Right now police departments in Orlando and OR are using the technology. Company brochures describe use by law enforcement agencies as common case. But now Amazon and Orlando are taking it further, by using facial recognition to spot people in real time.

In one email, an account manager for Amazon Web Services eagerly offered up his or her services to a Washington County, Oregon, employee: "I am the Account Manager for AWS covering Oregon, and I noticed that you were leveraging our new Rekognition service".

Amazon's facial recognition technology, Rekognition, is raising concern among privacy advocates. "Imagine if customers couldn't buy a computer because it was possible to use that computer for illegal purposes".

According to The Washington Post, whose owner, Jeff Bezos, also owns Amazon, the Washington County Sheriff's Office in OR pays Amazon an amount between $6 and 12 every month to access the technology. However, the Washington County Sheriff's Office points out, that's not how it's using the technology.
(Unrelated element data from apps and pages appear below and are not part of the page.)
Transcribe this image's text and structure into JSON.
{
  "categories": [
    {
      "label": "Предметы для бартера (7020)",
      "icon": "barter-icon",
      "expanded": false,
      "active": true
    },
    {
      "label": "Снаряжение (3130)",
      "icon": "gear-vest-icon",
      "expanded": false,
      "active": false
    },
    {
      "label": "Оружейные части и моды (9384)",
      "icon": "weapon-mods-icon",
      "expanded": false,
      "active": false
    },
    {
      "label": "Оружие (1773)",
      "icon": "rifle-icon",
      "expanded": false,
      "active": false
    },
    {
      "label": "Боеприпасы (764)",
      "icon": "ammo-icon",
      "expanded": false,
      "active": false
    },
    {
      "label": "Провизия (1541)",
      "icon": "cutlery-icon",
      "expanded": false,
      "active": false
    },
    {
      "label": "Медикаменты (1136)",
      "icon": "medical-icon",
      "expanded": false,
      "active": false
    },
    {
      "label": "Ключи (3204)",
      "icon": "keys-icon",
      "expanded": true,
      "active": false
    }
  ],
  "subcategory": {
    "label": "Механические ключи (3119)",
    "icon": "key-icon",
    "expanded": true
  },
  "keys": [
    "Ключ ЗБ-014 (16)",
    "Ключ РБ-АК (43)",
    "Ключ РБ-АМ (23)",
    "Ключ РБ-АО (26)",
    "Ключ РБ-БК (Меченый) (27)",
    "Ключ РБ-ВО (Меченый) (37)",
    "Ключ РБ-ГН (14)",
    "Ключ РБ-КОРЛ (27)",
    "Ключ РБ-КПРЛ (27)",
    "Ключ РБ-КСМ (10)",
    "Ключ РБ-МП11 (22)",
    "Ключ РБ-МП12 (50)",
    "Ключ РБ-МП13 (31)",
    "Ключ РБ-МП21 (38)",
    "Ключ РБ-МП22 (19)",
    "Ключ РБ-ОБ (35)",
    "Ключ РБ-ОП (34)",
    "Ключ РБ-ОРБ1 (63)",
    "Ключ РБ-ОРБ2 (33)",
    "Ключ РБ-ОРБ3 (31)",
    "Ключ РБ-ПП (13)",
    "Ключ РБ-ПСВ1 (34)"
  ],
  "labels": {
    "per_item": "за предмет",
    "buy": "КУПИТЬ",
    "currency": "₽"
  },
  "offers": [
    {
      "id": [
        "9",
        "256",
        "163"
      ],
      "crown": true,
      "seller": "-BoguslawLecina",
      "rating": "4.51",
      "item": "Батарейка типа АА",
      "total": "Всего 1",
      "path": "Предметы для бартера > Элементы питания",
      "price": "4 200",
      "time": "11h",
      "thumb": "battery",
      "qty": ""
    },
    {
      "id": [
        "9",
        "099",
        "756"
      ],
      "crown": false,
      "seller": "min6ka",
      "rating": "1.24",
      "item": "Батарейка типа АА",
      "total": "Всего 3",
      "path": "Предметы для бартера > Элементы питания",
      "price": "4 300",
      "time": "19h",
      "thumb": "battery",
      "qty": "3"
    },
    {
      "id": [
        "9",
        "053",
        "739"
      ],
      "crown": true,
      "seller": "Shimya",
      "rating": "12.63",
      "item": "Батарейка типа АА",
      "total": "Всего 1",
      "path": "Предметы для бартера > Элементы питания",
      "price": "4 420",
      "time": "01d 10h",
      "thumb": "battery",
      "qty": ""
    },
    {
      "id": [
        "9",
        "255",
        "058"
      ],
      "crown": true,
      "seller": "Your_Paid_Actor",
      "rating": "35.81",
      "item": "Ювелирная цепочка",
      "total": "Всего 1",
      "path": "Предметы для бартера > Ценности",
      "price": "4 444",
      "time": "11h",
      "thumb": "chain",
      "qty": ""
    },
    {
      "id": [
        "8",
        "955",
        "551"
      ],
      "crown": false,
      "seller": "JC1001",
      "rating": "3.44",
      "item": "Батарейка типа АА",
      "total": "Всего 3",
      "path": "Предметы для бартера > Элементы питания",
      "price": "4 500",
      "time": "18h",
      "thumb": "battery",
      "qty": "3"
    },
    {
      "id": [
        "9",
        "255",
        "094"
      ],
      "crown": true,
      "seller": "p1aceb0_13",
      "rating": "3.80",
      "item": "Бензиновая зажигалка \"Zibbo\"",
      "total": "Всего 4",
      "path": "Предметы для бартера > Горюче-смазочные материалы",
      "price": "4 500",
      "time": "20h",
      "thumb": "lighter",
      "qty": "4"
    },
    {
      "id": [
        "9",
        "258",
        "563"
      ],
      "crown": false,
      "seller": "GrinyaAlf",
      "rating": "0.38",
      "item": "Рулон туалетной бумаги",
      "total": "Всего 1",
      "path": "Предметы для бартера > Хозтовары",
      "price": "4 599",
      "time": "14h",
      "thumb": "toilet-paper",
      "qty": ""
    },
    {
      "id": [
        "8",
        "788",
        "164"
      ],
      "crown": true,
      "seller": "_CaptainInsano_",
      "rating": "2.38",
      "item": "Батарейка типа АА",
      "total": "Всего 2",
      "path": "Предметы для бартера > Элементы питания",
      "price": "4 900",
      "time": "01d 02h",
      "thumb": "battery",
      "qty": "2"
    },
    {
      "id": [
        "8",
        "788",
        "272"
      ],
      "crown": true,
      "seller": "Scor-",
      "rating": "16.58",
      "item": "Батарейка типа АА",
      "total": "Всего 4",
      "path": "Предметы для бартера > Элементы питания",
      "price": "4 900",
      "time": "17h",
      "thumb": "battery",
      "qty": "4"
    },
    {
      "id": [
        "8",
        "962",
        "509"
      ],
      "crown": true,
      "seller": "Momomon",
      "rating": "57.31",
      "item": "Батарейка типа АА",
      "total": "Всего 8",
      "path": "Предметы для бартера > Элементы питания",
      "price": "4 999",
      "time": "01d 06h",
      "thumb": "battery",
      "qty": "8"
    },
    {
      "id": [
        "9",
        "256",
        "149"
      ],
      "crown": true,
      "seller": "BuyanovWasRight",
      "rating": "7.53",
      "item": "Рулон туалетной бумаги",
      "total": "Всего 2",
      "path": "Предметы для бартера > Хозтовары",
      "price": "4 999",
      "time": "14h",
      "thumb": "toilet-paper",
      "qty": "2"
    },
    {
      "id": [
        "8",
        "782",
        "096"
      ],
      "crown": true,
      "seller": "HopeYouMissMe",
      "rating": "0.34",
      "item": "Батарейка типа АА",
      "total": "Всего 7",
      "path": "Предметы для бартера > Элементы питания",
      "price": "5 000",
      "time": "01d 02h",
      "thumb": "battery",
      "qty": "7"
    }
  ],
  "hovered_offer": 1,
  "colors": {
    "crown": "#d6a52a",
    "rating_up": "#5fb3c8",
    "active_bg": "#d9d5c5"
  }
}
The marketing of Rekognition to law enforcement is still in its infancy, but he's anxious it could quickly become dominant, given Amazon's market clout as the world's leading cloud services company.

In the era of so-called predictive policing, technology such as this is only as good as the biases -or, rather, lack thereof-of those interpreting the data, as well as the programming itself.

In response, an Amazon spokesperson pointed out that there are some upsides to such facial recognition technology, including finding lost children at amusement parks, as well as locating people who have been abducted.